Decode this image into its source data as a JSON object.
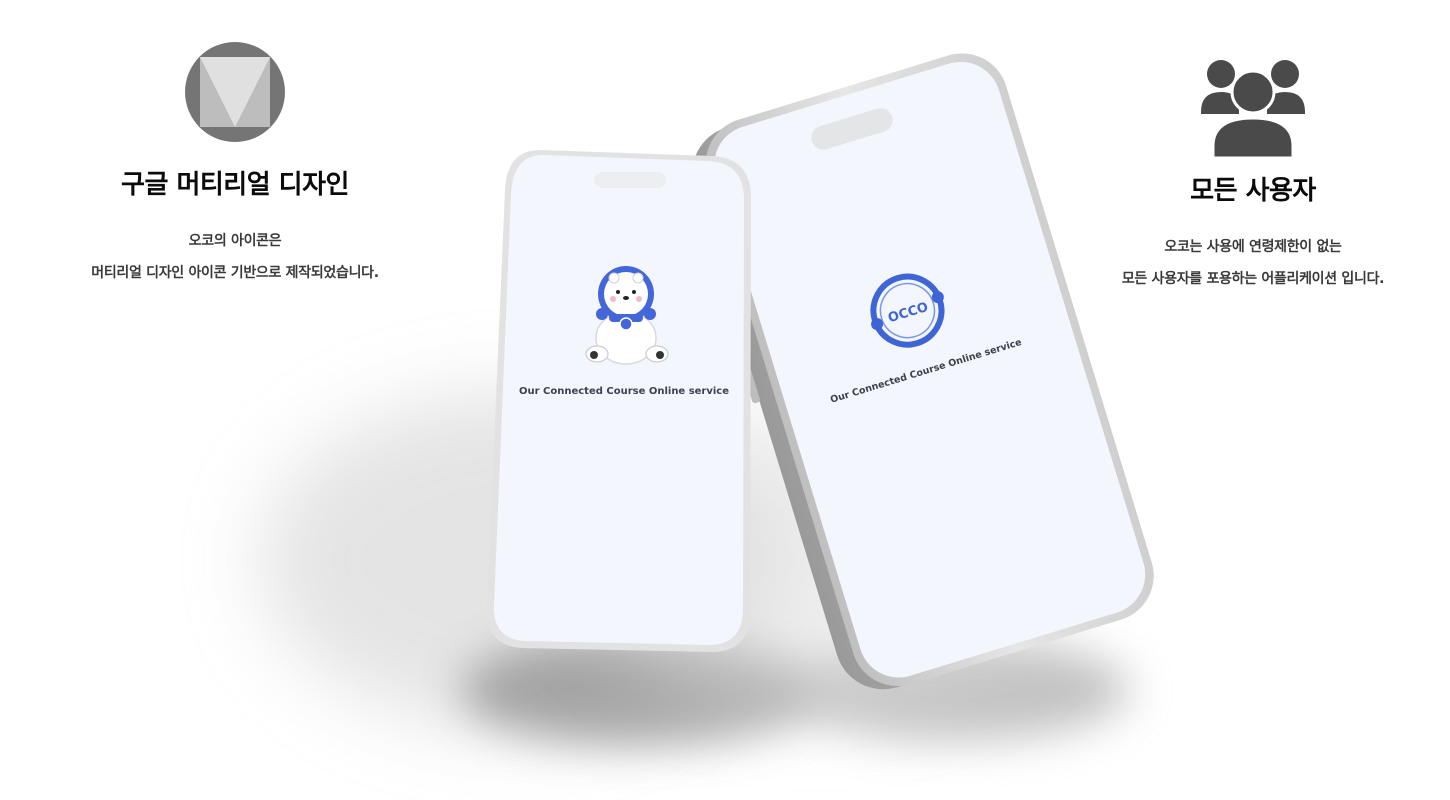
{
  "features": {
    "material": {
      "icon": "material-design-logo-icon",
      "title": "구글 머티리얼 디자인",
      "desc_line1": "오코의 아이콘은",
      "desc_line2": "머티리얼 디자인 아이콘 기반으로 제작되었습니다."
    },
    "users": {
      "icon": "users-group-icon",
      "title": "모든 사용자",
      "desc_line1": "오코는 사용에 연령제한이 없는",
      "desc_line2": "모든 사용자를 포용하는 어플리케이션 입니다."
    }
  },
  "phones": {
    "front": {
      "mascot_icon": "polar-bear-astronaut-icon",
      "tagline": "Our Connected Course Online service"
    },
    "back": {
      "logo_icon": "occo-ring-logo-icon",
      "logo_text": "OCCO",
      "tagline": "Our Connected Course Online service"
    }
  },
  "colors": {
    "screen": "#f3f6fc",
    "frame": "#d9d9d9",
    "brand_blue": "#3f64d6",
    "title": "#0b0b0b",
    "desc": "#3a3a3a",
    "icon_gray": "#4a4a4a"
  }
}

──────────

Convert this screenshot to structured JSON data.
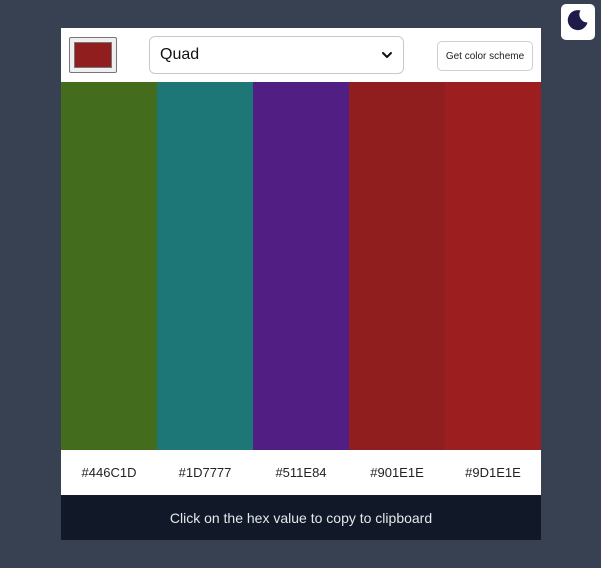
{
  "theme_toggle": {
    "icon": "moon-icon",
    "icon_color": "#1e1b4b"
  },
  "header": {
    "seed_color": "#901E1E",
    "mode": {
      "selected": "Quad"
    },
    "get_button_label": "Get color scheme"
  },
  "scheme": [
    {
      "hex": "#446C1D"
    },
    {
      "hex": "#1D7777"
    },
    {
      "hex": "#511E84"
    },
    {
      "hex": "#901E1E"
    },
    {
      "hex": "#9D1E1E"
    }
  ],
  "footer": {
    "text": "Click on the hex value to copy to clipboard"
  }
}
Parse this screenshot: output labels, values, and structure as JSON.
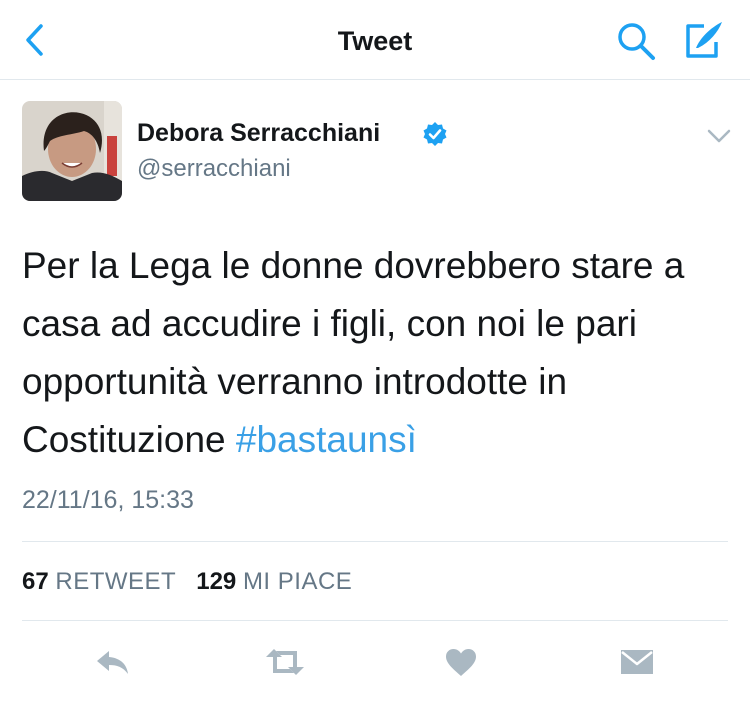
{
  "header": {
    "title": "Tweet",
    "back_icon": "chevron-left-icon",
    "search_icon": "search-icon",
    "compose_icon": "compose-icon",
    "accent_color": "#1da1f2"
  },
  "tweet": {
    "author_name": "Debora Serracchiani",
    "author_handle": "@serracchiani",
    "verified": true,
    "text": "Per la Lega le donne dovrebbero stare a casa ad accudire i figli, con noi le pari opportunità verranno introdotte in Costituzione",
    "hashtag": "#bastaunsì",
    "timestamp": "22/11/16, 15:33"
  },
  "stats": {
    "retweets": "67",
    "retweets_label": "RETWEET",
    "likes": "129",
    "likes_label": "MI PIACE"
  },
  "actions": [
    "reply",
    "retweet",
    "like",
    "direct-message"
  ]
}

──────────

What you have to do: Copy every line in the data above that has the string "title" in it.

Solution to this task:
      "title": "구글 머티리얼 디자인",
      "title": "모든 사용자",
    "title": "#0b0b0b",
    "title": "Tweet",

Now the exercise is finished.